───── Material for this task ─────
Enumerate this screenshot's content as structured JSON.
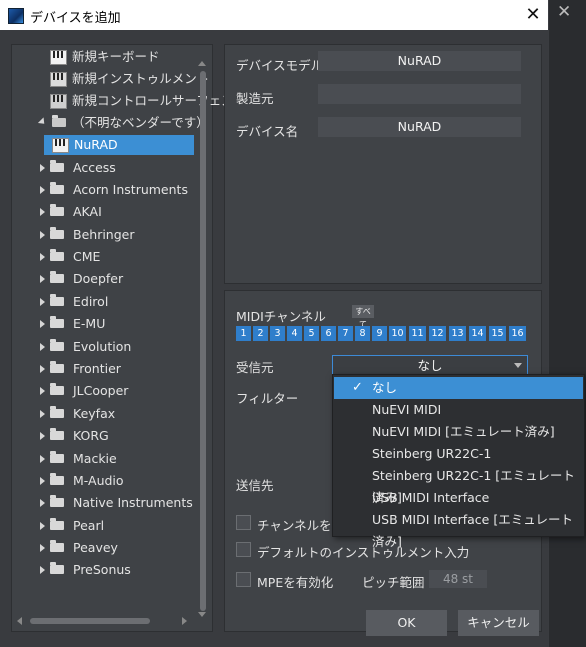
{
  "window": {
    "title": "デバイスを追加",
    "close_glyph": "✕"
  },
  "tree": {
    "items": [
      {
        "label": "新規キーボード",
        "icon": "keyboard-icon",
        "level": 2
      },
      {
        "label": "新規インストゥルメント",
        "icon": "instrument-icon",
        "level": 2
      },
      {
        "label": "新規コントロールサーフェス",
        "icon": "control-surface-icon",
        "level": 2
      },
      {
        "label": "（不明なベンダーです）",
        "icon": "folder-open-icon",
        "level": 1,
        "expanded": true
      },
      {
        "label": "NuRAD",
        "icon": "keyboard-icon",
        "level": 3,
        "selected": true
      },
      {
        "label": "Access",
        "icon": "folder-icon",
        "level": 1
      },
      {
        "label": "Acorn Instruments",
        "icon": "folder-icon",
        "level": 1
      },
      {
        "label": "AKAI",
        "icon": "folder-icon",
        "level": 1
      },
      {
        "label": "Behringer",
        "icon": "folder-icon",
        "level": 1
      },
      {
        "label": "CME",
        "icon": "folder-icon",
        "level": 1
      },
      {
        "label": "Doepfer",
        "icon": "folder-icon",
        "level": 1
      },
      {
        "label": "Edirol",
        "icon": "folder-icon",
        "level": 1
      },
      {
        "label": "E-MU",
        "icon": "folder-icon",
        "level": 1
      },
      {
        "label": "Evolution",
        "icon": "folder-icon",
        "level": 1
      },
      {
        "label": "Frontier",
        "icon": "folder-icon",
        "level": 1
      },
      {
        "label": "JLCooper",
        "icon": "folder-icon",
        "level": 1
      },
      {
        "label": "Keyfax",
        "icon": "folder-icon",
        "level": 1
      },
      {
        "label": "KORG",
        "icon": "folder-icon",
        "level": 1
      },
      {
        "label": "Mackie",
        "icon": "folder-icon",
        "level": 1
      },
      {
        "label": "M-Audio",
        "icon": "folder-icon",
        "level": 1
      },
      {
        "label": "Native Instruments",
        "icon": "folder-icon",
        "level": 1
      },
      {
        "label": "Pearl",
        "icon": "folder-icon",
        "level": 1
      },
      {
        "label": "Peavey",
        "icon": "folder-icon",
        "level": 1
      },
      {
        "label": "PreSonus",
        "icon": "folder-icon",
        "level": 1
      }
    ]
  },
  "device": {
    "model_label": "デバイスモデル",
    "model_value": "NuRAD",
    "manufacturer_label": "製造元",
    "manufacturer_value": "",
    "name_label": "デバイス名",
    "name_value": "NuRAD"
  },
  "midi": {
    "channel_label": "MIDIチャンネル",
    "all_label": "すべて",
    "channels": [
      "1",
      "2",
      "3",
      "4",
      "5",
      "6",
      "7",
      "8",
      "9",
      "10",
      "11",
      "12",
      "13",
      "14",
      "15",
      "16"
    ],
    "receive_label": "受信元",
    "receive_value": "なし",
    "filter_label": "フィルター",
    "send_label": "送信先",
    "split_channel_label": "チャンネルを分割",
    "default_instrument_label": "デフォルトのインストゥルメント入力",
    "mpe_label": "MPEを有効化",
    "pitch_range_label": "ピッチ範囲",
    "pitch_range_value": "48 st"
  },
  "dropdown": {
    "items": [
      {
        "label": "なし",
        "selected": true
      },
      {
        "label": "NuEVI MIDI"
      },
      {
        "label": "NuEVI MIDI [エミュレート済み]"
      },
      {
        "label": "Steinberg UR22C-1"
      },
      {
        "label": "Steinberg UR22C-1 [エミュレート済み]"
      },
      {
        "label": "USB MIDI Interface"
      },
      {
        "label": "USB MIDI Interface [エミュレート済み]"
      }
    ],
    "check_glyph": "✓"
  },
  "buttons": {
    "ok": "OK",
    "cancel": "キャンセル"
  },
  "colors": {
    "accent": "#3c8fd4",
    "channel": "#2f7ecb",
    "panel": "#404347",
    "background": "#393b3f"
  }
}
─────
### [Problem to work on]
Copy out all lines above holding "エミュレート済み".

### [Answer for this exercise]
        "label": "NuEVI MIDI [エミュレート済み]"
        "label": "Steinberg UR22C-1 [エミュレート済み]"
        "label": "USB MIDI Interface [エミュレート済み]"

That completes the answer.